Here’s Why You Sleep Worse When You’re Not In Your Own Bed

Ever found yourself tossing and turning through your first night in a hotel? Or ever slept over at someone else’s place and wondered how they drifted off to sleep so easily when you have been watching the clock for hours? You’re not alone! This phenomenon happens to almost everyone and is called the “first-night effect”.

The “first-night effect” has been studied for centuries, however a recent study conducted by researchers from Brown University has shed a whole new light on the phenomenon. The study, which was published in Current Biology, used a MEG, MRI, and polysomnography to measure brain activity in young, healthy participants while they slept in an unfamiliar place. 

The researchers found that in the first night sleeping in a new place, the left hemisphere of the brain showed wakefulness while the right was restful. They theorized that the wakefulness in the left side of the brain is a protective measure. It operates as a “night watch system,” safeguarding you against the new, and possibly dangerous, environment while you are in your most vulnerable state. 

Why the left hemisphere? This isn’t yet clear. In the study, the researchers outfitted participants with earphones while they slept. When high-pitched sounds were played through the earphones, the left side of the brain responded more to high-pitched sounds than the right.
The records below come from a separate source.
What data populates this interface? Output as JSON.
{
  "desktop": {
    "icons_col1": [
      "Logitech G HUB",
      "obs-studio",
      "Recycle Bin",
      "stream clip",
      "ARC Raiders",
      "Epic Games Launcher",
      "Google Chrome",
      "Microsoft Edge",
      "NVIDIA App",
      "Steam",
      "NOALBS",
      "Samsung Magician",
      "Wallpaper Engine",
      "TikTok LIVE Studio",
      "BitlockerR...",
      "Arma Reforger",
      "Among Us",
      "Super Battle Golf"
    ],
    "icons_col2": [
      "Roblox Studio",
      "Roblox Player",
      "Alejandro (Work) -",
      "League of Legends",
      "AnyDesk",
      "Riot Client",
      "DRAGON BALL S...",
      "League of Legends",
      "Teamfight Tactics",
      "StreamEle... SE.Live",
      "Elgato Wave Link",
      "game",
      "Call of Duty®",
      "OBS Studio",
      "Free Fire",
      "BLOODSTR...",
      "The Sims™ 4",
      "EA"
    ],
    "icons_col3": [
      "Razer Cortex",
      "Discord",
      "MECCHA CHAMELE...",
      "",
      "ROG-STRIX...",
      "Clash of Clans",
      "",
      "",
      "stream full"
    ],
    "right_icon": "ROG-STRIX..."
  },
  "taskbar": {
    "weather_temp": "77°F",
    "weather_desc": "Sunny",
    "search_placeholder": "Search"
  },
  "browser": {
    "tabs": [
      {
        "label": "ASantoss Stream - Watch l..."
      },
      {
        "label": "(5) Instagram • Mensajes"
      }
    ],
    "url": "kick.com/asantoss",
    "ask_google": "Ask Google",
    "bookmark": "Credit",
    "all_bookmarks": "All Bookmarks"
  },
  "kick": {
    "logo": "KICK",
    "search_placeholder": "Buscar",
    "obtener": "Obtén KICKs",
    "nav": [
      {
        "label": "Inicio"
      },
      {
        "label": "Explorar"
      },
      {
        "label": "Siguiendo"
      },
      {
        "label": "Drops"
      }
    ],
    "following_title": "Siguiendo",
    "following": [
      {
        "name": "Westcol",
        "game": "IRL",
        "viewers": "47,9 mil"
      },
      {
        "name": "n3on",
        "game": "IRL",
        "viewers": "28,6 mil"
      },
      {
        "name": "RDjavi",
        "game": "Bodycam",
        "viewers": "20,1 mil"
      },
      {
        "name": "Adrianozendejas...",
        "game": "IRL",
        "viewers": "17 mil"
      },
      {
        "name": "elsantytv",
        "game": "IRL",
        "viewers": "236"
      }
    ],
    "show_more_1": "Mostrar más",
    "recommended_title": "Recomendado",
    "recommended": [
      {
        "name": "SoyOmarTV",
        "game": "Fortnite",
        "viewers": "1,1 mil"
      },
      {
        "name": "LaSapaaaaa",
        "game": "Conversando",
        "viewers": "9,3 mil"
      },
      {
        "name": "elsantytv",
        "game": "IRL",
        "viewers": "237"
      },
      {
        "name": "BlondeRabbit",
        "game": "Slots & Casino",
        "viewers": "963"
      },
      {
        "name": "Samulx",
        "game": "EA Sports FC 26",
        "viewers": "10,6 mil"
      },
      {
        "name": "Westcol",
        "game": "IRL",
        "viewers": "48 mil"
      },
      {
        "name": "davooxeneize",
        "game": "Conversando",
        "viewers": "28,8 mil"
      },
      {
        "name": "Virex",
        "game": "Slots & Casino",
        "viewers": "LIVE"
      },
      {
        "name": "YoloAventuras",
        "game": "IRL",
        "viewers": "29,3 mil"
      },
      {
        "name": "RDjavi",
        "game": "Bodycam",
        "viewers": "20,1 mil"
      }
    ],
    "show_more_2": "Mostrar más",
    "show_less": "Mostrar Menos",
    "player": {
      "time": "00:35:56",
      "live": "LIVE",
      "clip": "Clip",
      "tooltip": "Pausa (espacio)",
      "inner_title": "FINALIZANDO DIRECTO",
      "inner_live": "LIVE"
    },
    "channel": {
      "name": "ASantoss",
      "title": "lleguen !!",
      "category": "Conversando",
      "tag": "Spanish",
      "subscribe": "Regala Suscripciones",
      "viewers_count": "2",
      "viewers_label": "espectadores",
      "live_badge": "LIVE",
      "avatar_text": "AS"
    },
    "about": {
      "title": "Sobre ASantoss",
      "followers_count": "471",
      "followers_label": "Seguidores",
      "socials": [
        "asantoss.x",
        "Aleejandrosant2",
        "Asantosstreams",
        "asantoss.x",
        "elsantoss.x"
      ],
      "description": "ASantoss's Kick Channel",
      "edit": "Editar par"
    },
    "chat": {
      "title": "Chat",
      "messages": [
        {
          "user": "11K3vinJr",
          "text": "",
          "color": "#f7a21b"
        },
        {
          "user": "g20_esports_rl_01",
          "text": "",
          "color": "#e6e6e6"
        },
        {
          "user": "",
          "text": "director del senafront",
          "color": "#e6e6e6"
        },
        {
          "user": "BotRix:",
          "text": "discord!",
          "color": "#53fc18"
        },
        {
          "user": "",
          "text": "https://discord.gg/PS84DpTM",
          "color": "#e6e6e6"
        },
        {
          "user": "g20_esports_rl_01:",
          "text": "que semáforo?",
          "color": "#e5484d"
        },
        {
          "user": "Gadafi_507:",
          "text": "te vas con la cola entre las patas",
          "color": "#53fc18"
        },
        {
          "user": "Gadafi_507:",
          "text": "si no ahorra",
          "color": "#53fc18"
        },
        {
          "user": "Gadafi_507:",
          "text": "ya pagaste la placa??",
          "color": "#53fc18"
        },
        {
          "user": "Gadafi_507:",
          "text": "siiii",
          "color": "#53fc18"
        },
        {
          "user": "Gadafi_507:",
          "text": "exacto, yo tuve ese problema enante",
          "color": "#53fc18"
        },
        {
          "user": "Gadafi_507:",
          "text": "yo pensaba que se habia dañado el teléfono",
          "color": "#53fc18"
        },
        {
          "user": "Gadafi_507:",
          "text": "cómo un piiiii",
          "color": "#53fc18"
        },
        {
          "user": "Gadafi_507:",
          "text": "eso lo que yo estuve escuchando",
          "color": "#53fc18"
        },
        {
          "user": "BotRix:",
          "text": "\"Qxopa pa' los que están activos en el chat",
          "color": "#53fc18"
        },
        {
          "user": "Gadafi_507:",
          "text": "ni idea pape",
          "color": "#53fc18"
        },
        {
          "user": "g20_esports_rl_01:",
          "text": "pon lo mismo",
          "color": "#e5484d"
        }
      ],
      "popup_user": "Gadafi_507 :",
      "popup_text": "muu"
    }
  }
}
Sounds on the left were more likely to awaken people than sounds on the right. 

This phenomenon is not unique to humans. It has been observed in numerous other animals including whales, dolphins, and birds. Birds are known for sleeping with one eye open, or with one half of their brain awake, to avoid being eaten by night time predators. Dolphins alternate the brain hemisphere that is on alert so they can remain vigilant and prepared for a shark attack.

Of course, these days, humans rarely need their “night watch” system. The “first-night effect” is dubbed so because the wakefulness on the left side of the brain, and its comparative sensitivity to noise, was only observable on the first night that participants stayed in a new place. This means that once your brain deems an environment “safe,” it lets its guard down and allows both brain hemispheres to sleep at the same time.

This news may startle people who travel regularly, because great sleep is so critical for high performance and even one night of poor sleep can have dire effects the next day. If you find yourself staying in a new place and you worry about your sleep quality, try these simple tips:

  • Set your hotel thermostat to 60-65 degrees
  • If your room isn’t fully dark, consider using an eye mask
  • Minimize any disturbing sounds with white noise (some people tune their hotel clock radio between stations to create white noise)
  • Bring Som Sleep along on your next trip. It’s a purpose-build sleep supplement that will help you fall asleep more easily and wake up ready to take on the day!
Back to blog